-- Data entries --

= Beginning of Section =

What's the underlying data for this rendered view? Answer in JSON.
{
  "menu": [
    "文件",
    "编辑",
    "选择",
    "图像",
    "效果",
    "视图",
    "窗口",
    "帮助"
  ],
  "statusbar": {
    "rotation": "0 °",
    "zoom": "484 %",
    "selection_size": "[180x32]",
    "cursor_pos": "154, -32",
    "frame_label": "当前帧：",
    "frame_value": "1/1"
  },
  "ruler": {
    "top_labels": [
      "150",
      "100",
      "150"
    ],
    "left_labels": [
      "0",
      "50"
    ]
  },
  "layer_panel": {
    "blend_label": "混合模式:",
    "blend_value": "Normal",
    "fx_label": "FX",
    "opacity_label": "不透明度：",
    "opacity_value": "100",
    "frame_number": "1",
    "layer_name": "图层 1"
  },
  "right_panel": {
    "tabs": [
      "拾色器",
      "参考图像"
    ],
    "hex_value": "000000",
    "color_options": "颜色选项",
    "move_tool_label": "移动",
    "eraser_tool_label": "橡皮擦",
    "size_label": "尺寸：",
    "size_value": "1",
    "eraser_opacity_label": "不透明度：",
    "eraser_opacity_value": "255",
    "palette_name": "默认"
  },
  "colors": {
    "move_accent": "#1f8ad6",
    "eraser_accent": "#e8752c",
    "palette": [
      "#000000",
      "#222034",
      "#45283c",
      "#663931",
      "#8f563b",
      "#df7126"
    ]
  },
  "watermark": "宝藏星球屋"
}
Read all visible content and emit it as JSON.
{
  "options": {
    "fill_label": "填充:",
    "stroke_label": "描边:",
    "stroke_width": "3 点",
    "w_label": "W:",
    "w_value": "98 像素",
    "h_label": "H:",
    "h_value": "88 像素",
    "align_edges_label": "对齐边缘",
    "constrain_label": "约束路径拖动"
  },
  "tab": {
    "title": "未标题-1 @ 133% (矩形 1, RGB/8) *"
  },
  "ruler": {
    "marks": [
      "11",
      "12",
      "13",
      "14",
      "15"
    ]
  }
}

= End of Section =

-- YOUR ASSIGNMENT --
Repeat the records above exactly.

-- TASK RESULT --
What's the underlying data for this rendered view? Answer in JSON.
{
  "menu": [
    "文件",
    "编辑",
    "选择",
    "图像",
    "效果",
    "视图",
    "窗口",
    "帮助"
  ],
  "statusbar": {
    "rotation": "0 °",
    "zoom": "484 %",
    "selection_size": "[180x32]",
    "cursor_pos": "154, -32",
    "frame_label": "当前帧：",
    "frame_value": "1/1"
  },
  "ruler": {
    "top_labels": [
      "150",
      "100",
      "150"
    ],
    "left_labels": [
      "0",
      "50"
    ]
  },
  "layer_panel": {
    "blend_label": "混合模式:",
    "blend_value": "Normal",
    "fx_label": "FX",
    "opacity_label": "不透明度：",
    "opacity_value": "100",
    "frame_number": "1",
    "layer_name": "图层 1"
  },
  "right_panel": {
    "tabs": [
      "拾色器",
      "参考图像"
    ],
    "hex_value": "000000",
    "color_options": "颜色选项",
    "move_tool_label": "移动",
    "eraser_tool_label": "橡皮擦",
    "size_label": "尺寸：",
    "size_value": "1",
    "eraser_opacity_label": "不透明度：",
    "eraser_opacity_value": "255",
    "palette_name": "默认"
  },
  "colors": {
    "move_accent": "#1f8ad6",
    "eraser_accent": "#e8752c",
    "palette": [
      "#000000",
      "#222034",
      "#45283c",
      "#663931",
      "#8f563b",
      "#df7126"
    ]
  },
  "watermark": "宝藏星球屋"
}
Read all visible content and emit it as JSON.
{
  "options": {
    "fill_label": "填充:",
    "stroke_label": "描边:",
    "stroke_width": "3 点",
    "w_label": "W:",
    "w_value": "98 像素",
    "h_label": "H:",
    "h_value": "88 像素",
    "align_edges_label": "对齐边缘",
    "constrain_label": "约束路径拖动"
  },
  "tab": {
    "title": "未标题-1 @ 133% (矩形 1, RGB/8) *"
  },
  "ruler": {
    "marks": [
      "11",
      "12",
      "13",
      "14",
      "15"
    ]
  }
}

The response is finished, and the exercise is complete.